We welcome submissions to this collection through our online submission system. Any accepted articles will appear together on this collection page, as and when the publications are ready.


  1. Detecting when and where animals feed is key to understanding their ecophysiology, but our ability to collect these data in marine mammals remains limited. Here, we test a tag-based accelerometry method to det...

    Authors: Mason R. Cole, Jenifer A. Zeligs, Stefani Skrovan and Birgitte I. McDonald

    Citation: Animal Biotelemetry 2021 9:44

    Content type: Methodology

    Published on:

  2. Quantifying metabolic rate in free-living animals is invaluable in understanding the costs of behaviour and movement for individuals and communities. Dynamic body acceleration (DBA) metrics, such as vectoral D...

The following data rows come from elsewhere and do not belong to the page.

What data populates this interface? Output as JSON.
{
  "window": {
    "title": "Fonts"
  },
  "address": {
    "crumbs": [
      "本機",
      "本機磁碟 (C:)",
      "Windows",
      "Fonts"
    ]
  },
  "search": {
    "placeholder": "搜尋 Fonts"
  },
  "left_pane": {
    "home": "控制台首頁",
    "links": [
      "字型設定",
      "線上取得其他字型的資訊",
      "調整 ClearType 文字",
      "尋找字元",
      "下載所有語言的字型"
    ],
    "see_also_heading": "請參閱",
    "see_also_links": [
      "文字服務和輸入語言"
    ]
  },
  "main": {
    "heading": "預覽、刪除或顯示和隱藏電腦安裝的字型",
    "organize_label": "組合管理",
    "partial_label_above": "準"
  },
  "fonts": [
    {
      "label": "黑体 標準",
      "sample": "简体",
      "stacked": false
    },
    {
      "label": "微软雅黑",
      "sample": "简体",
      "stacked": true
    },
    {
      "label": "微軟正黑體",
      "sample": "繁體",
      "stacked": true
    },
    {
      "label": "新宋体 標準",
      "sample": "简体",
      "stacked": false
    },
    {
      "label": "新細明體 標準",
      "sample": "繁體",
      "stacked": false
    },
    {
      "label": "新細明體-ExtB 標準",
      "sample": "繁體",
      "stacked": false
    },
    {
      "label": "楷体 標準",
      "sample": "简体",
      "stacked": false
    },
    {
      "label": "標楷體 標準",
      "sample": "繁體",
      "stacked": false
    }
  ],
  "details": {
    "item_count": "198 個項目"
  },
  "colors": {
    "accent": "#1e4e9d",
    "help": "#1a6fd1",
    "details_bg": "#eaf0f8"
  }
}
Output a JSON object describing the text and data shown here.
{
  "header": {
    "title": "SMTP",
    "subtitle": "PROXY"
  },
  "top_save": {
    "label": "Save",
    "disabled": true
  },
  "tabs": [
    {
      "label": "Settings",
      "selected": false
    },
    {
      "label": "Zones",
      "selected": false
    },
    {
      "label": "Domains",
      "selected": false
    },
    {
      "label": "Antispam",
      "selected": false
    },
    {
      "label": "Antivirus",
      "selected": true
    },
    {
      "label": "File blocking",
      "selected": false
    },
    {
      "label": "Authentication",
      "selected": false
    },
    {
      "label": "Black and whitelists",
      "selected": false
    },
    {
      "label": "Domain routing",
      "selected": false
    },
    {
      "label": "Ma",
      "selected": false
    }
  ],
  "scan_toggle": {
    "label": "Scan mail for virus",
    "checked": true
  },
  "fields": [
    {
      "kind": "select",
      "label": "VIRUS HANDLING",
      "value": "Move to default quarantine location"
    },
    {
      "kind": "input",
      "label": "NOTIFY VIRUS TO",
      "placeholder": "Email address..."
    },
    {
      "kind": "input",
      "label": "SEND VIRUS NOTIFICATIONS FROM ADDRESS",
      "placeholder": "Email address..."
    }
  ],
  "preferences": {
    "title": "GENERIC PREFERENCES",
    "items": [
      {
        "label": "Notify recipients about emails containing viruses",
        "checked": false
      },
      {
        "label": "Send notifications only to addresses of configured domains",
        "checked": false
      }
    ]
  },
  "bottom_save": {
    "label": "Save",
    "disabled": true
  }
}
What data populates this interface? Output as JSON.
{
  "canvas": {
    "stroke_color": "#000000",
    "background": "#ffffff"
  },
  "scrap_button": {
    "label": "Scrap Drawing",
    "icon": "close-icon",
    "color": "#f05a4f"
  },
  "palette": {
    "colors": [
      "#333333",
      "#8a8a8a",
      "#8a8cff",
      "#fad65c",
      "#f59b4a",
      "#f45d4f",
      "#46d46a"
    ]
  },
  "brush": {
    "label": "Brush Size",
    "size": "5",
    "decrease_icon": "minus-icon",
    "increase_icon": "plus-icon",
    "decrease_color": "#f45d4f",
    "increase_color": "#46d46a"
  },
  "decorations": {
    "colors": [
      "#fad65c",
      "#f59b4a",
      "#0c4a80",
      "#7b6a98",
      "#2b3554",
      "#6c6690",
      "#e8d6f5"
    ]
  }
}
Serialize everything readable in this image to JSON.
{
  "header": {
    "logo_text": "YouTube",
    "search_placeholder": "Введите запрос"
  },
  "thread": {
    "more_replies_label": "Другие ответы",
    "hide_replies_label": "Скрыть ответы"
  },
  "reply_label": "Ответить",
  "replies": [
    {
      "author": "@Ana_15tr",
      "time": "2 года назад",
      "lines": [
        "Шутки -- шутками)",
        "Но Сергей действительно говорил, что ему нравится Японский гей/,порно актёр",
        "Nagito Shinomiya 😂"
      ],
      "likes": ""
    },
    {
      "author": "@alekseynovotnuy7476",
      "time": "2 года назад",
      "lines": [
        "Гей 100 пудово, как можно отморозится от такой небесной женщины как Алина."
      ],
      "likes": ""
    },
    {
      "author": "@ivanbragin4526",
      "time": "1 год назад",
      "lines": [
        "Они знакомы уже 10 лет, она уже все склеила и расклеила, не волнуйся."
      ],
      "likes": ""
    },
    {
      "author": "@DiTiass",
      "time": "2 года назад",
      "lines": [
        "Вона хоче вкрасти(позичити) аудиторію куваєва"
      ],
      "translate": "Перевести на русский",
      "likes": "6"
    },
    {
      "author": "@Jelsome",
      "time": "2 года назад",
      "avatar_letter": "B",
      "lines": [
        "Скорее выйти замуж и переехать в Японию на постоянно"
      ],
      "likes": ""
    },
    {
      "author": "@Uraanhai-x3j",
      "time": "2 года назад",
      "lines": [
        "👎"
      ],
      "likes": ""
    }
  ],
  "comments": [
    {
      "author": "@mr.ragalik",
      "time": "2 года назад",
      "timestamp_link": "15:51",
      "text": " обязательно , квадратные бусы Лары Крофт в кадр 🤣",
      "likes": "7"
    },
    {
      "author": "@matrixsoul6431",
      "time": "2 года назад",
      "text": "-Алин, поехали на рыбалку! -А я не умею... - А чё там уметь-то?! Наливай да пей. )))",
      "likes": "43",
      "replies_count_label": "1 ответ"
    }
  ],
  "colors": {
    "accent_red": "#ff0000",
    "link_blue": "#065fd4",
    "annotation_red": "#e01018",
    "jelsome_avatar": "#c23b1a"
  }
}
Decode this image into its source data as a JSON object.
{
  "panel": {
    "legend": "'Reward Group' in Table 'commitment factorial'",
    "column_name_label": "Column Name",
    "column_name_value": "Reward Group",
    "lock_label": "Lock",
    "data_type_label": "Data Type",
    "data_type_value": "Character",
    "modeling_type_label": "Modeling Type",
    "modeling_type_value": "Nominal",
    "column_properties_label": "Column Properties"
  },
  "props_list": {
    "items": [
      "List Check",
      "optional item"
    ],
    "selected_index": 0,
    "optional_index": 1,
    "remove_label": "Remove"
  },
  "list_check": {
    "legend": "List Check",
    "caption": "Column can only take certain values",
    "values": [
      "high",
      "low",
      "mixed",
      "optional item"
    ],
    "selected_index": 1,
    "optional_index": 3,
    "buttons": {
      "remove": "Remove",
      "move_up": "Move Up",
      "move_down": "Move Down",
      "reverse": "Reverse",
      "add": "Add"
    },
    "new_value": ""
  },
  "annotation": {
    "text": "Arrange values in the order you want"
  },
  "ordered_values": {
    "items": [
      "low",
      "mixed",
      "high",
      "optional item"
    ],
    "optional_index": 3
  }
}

    Authors: Lloyd W. Hopkins, Nathan R. Geraldi, Edward C. Pope, Mark D. Holton, Miguel Lurgi, Carlos M. Duarte and Rory P. Wilson

    Citation: Animal Biotelemetry 2021 9:30

    Content type: Research

    Published on:

  3. The internal environment of eggs in most birds is regulated by transferring heat energy through contact incubation, maintaining nest microclimate, and frequent egg turning by the incubating parent on its nest....

    Authors: Scott A. Shaffer, Pierre Blévin, Christophe Barbraud, Olivier Chastel and Henri Weimerskirch

    Citation: Animal Biotelemetry 2021 9:17

    Content type: Research

    Published on:

  4. Salmonids return to the river where they were born in a phenomenon known as mother-river migration. The underpinning of migration has been extensively examined, particularly regarding the behavioral correlatio...

    Authors: Susumu Takahashi, Takumi Hombe, Riku Takahashi, Kaoru Ide, Shinichiro Okamoto, Ken Yoda, Takashi Kitagawa and Yuya Makiguchi

    Citation: Animal Biotelemetry 2021 9:9

    Content type: Methodology

    Published on: